And finally,  I received a copy of a collection of short stories, many of them set in Vietnam.  This was a thank-you for participating in the War Through the Generations Vietnam reading group last year.  I'd almost forgotten that it was going to be coming, so it was a delightful surprise.

A Good Scent from a Strange Mountain
by Robert Olen Butler

12 comments:

  1. Nice mailbox this week. I received The Very Thought of You too. I hope we both enjoy it.

    ReplyDelete
  2. Enjoy your books.

    I have The very thought of you to read.

    carol

    ReplyDelete
  3. The one by the Maine author sounds really good - enjoy I like supporting local authors.

    ReplyDelete
  4. What a good mix of book. Enjoy!

    ReplyDelete
  5. You got some good looking books! I've heard The Very Thought of You is fabulous!

    ReplyDelete
  6. Wonderfully diverse mailbox this week, Tina. I am so lusting after The Very Thought of You! I hope you love it. Have a great week and enjoy your new reads!

    ReplyDelete
  7. Destiny of the Republic looks great, hope you enjoy it!

    ReplyDelete
  8. I have to have The Very Thought of You. Sounds so good!

    ReplyDelete
  9. I'm putting The Destiny of the Republic on my list right now.

    ReplyDelete
  10. My friend just finished Best Kept Secret and recommended it to me. She really liked it. I hear The Very Thought of You is good as well.
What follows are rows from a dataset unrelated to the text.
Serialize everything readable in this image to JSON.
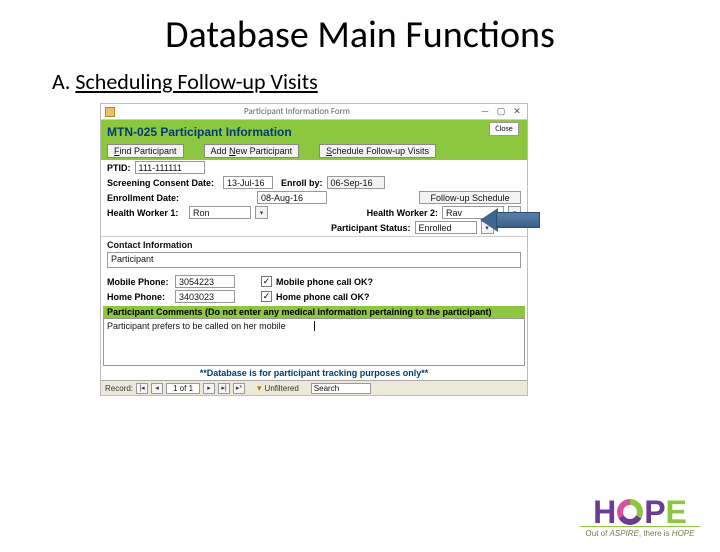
{
  "slide": {
    "title": "Database Main Functions"
  },
  "section": {
    "prefix": "A. ",
    "title": "Scheduling Follow-up Visits"
  },
  "win": {
    "title": "Participant Information Form",
    "close": "Close",
    "header_title": "MTN-025 Participant Information"
  },
  "buttons": {
    "find": "Find Participant",
    "add": "Add New Participant",
    "schedule": "Schedule Follow-up Visits"
  },
  "labels": {
    "ptid": "PTID:",
    "screening": "Screening Consent Date:",
    "enroll_by": "Enroll by:",
    "enroll_date": "Enrollment Date:",
    "followup_sched": "Follow-up Schedule",
    "hw1": "Health Worker 1:",
    "hw2": "Health Worker 2:",
    "pstatus": "Participant Status:",
    "contact_info": "Contact Information",
    "mobile": "Mobile Phone:",
    "mobile_ok": "Mobile phone call OK?",
    "home": "Home Phone:",
    "home_ok": "Home phone call OK?",
    "comments_hdr": "Participant Comments (Do not enter any medical information pertaining to the participant)"
  },
  "values": {
    "ptid": "111-111111",
    "screening_date": "13-Jul-16",
    "enroll_by": "06-Sep-16",
    "enroll_date": "08-Aug-16",
    "hw1": "Ron",
    "hw2": "Rav",
    "pstatus": "Enrolled",
    "participant_name": "Participant",
    "mobile": "3054223",
    "mobile_ok": true,
    "home": "3403023",
    "home_ok": true,
    "comments": "Participant prefers to be called on her mobile"
  },
  "footer": {
    "note": "**Database is for participant tracking purposes only**"
  },
  "recordnav": {
    "label": "Record:",
    "pos": "1 of 1",
    "filter": "Unfiltered",
    "search_placeholder": "Search"
  },
  "logo": {
    "h": "H",
    "p": "P",
    "e": "E",
    "tagline_pre": "Out of ",
    "tagline_em1": "ASPIRE",
    "tagline_mid": ", there is ",
    "tagline_em2": "HOPE"
  }
}
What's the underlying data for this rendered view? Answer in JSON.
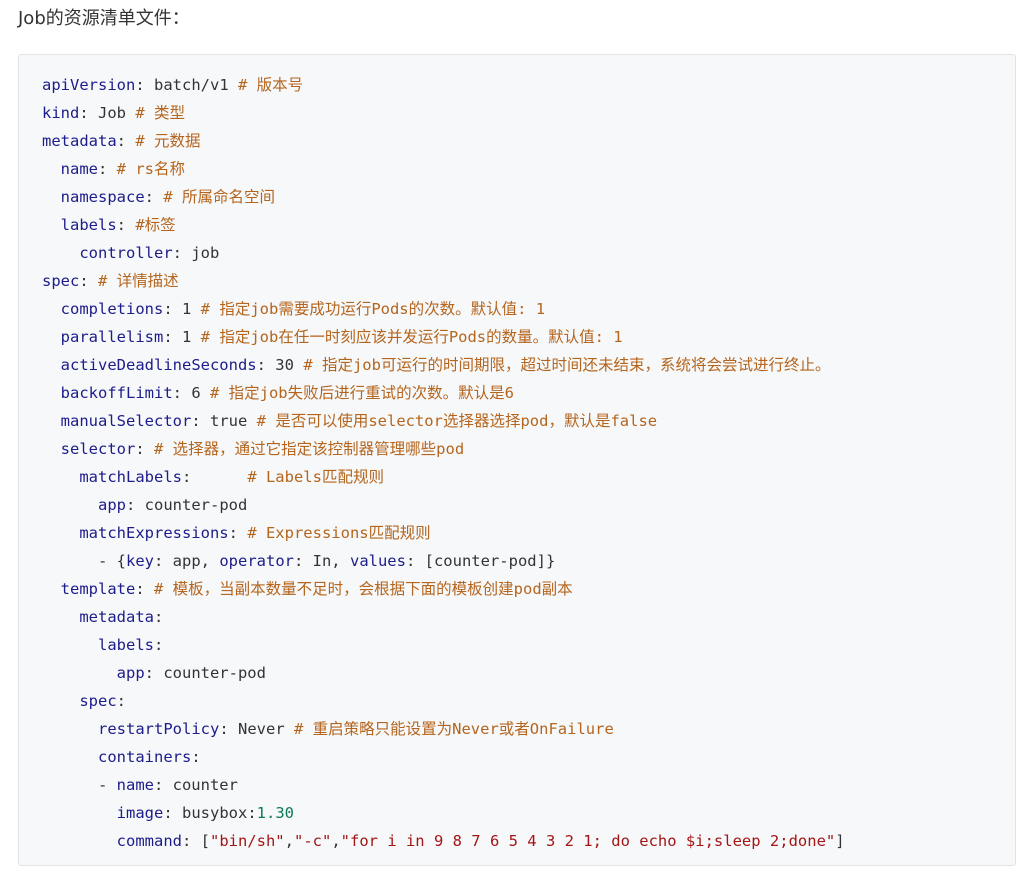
{
  "intro": "Job的资源清单文件：",
  "lines": [
    [
      {
        "t": "",
        "c": "v"
      },
      {
        "t": "apiVersion",
        "c": "k"
      },
      {
        "t": ": batch/v1 ",
        "c": "v"
      },
      {
        "t": "# 版本号",
        "c": "c"
      }
    ],
    [
      {
        "t": "",
        "c": "v"
      },
      {
        "t": "kind",
        "c": "k"
      },
      {
        "t": ": Job ",
        "c": "v"
      },
      {
        "t": "# 类型",
        "c": "c"
      }
    ],
    [
      {
        "t": "",
        "c": "v"
      },
      {
        "t": "metadata",
        "c": "k"
      },
      {
        "t": ": ",
        "c": "v"
      },
      {
        "t": "# 元数据",
        "c": "c"
      }
    ],
    [
      {
        "t": "  ",
        "c": "v"
      },
      {
        "t": "name",
        "c": "k"
      },
      {
        "t": ": ",
        "c": "v"
      },
      {
        "t": "# rs名称",
        "c": "c"
      }
    ],
    [
      {
        "t": "  ",
        "c": "v"
      },
      {
        "t": "namespace",
        "c": "k"
      },
      {
        "t": ": ",
        "c": "v"
      },
      {
        "t": "# 所属命名空间",
        "c": "c"
      }
    ],
    [
      {
        "t": "  ",
        "c": "v"
      },
      {
        "t": "labels",
        "c": "k"
      },
      {
        "t": ": ",
        "c": "v"
      },
      {
        "t": "#标签",
        "c": "c"
      }
    ],
    [
      {
        "t": "    ",
        "c": "v"
      },
      {
        "t": "controller",
        "c": "k"
      },
      {
        "t": ": job",
        "c": "v"
      }
    ],
    [
      {
        "t": "",
        "c": "v"
      },
      {
        "t": "spec",
        "c": "k"
      },
      {
        "t": ": ",
        "c": "v"
      },
      {
        "t": "# 详情描述",
        "c": "c"
      }
    ],
    [
      {
        "t": "  ",
        "c": "v"
      },
      {
        "t": "completions",
        "c": "k"
      },
      {
        "t": ": 1 ",
        "c": "v"
      },
      {
        "t": "# 指定job需要成功运行Pods的次数。默认值: 1",
        "c": "c"
      }
    ],
    [
      {
        "t": "  ",
        "c": "v"
      },
      {
        "t": "parallelism",
        "c": "k"
      },
      {
        "t": ": 1 ",
        "c": "v"
      },
      {
        "t": "# 指定job在任一时刻应该并发运行Pods的数量。默认值: 1",
        "c": "c"
      }
    ],
    [
      {
        "t": "  ",
        "c": "v"
      },
      {
        "t": "activeDeadlineSeconds",
        "c": "k"
      },
      {
        "t": ": 30 ",
        "c": "v"
      },
      {
        "t": "# 指定job可运行的时间期限，超过时间还未结束，系统将会尝试进行终止。",
        "c": "c"
      }
    ],
    [
      {
        "t": "  ",
        "c": "v"
      },
      {
        "t": "backoffLimit",
        "c": "k"
      },
      {
        "t": ": 6 ",
        "c": "v"
      },
      {
        "t": "# 指定job失败后进行重试的次数。默认是6",
        "c": "c"
      }
    ],
    [
      {
        "t": "  ",
        "c": "v"
      },
      {
        "t": "manualSelector",
        "c": "k"
      },
      {
        "t": ": true ",
        "c": "v"
      },
      {
        "t": "# 是否可以使用selector选择器选择pod，默认是false",
        "c": "c"
      }
    ],
    [
      {
        "t": "  ",
        "c": "v"
      },
      {
        "t": "selector",
        "c": "k"
      },
      {
        "t": ": ",
        "c": "v"
      },
      {
        "t": "# 选择器，通过它指定该控制器管理哪些pod",
        "c": "c"
      }
    ],
    [
      {
        "t": "    ",
        "c": "v"
      },
      {
        "t": "matchLabels",
        "c": "k"
      },
      {
        "t": ":      ",
        "c": "v"
      },
      {
        "t": "# Labels匹配规则",
        "c": "c"
      }
    ],
    [
      {
        "t": "      ",
        "c": "v"
      },
      {
        "t": "app",
        "c": "k"
      },
      {
        "t": ": counter-pod",
        "c": "v"
      }
    ],
    [
      {
        "t": "    ",
        "c": "v"
      },
      {
        "t": "matchExpressions",
        "c": "k"
      },
      {
        "t": ": ",
        "c": "v"
      },
      {
        "t": "# Expressions匹配规则",
        "c": "c"
      }
    ],
    [
      {
        "t": "      - {",
        "c": "v"
      },
      {
        "t": "key",
        "c": "k"
      },
      {
        "t": ": app, ",
        "c": "v"
      },
      {
        "t": "operator",
        "c": "k"
      },
      {
        "t": ": In, ",
        "c": "v"
      },
      {
        "t": "values",
        "c": "k"
      },
      {
        "t": ": [counter-pod]}",
        "c": "v"
      }
    ],
    [
      {
        "t": "  ",
        "c": "v"
      },
      {
        "t": "template",
        "c": "k"
      },
      {
        "t": ": ",
        "c": "v"
      },
      {
        "t": "# 模板，当副本数量不足时，会根据下面的模板创建pod副本",
        "c": "c"
      }
    ],
    [
      {
        "t": "    ",
        "c": "v"
      },
      {
        "t": "metadata",
        "c": "k"
      },
      {
        "t": ":",
        "c": "v"
      }
    ],
    [
      {
        "t": "      ",
        "c": "v"
      },
      {
        "t": "labels",
        "c": "k"
      },
      {
        "t": ":",
        "c": "v"
      }
    ],
    [
      {
        "t": "        ",
        "c": "v"
      },
      {
        "t": "app",
        "c": "k"
      },
      {
        "t": ": counter-pod",
        "c": "v"
      }
    ],
    [
      {
        "t": "    ",
        "c": "v"
      },
      {
        "t": "spec",
        "c": "k"
      },
      {
        "t": ":",
        "c": "v"
      }
    ],
    [
      {
        "t": "      ",
        "c": "v"
      },
      {
        "t": "restartPolicy",
        "c": "k"
      },
      {
        "t": ": Never ",
        "c": "v"
      },
      {
        "t": "# 重启策略只能设置为Never或者OnFailure",
        "c": "c"
      }
    ],
    [
      {
        "t": "      ",
        "c": "v"
      },
      {
        "t": "containers",
        "c": "k"
      },
      {
        "t": ":",
        "c": "v"
      }
    ],
    [
      {
        "t": "      - ",
        "c": "v"
      },
      {
        "t": "name",
        "c": "k"
      },
      {
        "t": ": counter",
        "c": "v"
      }
    ],
    [
      {
        "t": "        ",
        "c": "v"
      },
      {
        "t": "image",
        "c": "k"
      },
      {
        "t": ": busybox:",
        "c": "v"
      },
      {
        "t": "1.30",
        "c": "n"
      }
    ],
    [
      {
        "t": "        ",
        "c": "v"
      },
      {
        "t": "command",
        "c": "k"
      },
      {
        "t": ": [",
        "c": "v"
      },
      {
        "t": "\"bin/sh\"",
        "c": "s"
      },
      {
        "t": ",",
        "c": "v"
      },
      {
        "t": "\"-c\"",
        "c": "s"
      },
      {
        "t": ",",
        "c": "v"
      },
      {
        "t": "\"for i in 9 8 7 6 5 4 3 2 1; do echo $i;sleep 2;done\"",
        "c": "s"
      },
      {
        "t": "]",
        "c": "v"
      }
    ]
  ]
}
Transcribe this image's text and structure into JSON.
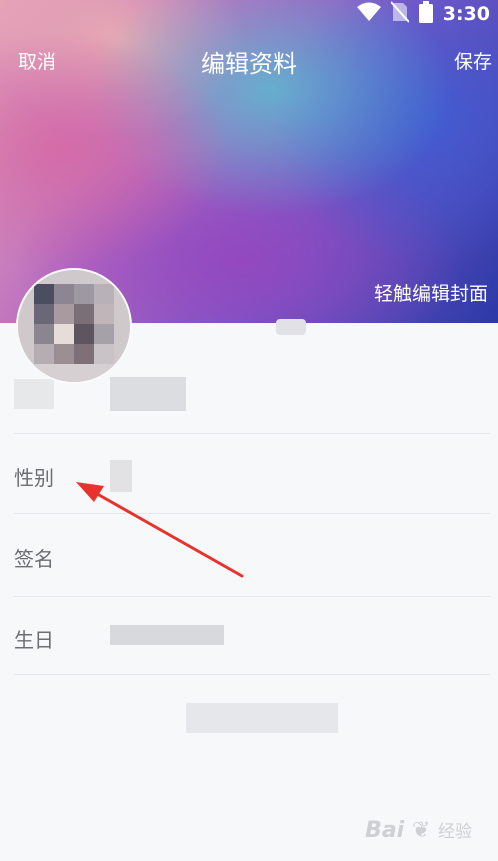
{
  "status_bar": {
    "time": "3:30",
    "icons": [
      "wifi-icon",
      "no-sim-icon",
      "battery-icon"
    ]
  },
  "nav": {
    "cancel_label": "取消",
    "title": "编辑资料",
    "save_label": "保存"
  },
  "cover": {
    "edit_label": "轻触编辑封面"
  },
  "profile_rows": [
    {
      "label": "性别"
    },
    {
      "label": "签名"
    },
    {
      "label": "生日"
    }
  ],
  "watermark": {
    "text": "Bai",
    "suffix": "经验"
  },
  "colors": {
    "row_label": "#6e6e72",
    "background": "#f7f8fa",
    "annotation_arrow": "#e8322e"
  }
}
    ReplyDelete
  11. Nice variety. The short stories sound interesting. I received Destiny of the Republic also. I know little about Garfield and I'm hoping it's interesting.

    ReplyDelete

Welcome, thanks for stopping by. Now that you've heard our two cents, perhaps you have a few pennies to throw into the discussion. Due to a bunch more anonymous spam getting through, I've had to disallow anonymous comments. I try to respond to all comments posing a question, but may not always get to you right away.